▶ ASSIGNED TASK: Please find every line in the records below that contains the word "spec", and copy it.

(Entries taken from a collection)
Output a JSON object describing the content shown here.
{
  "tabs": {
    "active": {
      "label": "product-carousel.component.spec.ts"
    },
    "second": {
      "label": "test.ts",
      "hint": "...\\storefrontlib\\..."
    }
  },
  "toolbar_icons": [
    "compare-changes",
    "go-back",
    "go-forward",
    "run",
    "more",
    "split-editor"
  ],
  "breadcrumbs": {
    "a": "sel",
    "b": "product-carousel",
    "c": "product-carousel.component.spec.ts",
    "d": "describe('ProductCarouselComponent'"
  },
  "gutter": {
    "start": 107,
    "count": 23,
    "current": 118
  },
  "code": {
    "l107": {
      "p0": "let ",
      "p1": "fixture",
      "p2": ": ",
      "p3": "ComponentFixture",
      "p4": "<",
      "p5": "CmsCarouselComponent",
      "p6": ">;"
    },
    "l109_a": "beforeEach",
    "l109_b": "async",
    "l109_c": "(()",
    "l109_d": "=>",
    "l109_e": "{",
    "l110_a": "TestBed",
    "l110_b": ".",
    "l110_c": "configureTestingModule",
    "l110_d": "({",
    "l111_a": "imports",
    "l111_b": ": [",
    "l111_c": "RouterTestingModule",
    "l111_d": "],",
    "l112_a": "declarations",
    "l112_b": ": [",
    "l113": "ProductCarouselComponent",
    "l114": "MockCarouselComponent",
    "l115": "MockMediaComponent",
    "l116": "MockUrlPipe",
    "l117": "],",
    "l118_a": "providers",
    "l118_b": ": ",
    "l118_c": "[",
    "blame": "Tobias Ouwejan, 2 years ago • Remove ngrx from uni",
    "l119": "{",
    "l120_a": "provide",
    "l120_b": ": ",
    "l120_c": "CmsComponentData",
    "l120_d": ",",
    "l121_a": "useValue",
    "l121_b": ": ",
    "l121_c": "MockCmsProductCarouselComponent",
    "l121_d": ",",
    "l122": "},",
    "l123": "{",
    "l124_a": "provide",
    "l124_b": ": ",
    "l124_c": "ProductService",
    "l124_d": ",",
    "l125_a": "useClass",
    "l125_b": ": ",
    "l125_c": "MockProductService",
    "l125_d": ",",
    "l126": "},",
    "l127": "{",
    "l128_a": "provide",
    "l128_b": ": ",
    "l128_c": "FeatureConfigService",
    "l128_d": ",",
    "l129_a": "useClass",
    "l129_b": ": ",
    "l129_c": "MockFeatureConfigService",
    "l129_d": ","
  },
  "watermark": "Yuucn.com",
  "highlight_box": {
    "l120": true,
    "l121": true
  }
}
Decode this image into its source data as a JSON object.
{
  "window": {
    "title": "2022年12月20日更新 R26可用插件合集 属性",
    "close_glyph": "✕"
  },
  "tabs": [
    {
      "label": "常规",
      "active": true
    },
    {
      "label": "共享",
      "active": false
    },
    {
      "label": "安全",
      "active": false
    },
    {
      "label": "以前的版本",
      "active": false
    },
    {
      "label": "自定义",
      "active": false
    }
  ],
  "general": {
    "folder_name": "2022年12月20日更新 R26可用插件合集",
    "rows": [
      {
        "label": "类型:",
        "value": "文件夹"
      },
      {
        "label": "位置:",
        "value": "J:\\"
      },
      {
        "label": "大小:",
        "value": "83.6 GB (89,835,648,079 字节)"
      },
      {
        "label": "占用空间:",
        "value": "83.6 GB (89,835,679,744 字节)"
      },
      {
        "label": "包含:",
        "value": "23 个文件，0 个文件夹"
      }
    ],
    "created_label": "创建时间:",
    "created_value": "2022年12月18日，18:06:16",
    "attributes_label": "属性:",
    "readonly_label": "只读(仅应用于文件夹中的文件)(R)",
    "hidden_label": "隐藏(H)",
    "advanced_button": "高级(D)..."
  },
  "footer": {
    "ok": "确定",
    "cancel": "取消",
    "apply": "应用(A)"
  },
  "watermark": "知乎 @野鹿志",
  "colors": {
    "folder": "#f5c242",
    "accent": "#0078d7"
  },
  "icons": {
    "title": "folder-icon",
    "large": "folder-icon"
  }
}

▶ ANSWER:
      "label": "product-carousel.component.spec.ts"
    "c": "product-carousel.component.spec.ts",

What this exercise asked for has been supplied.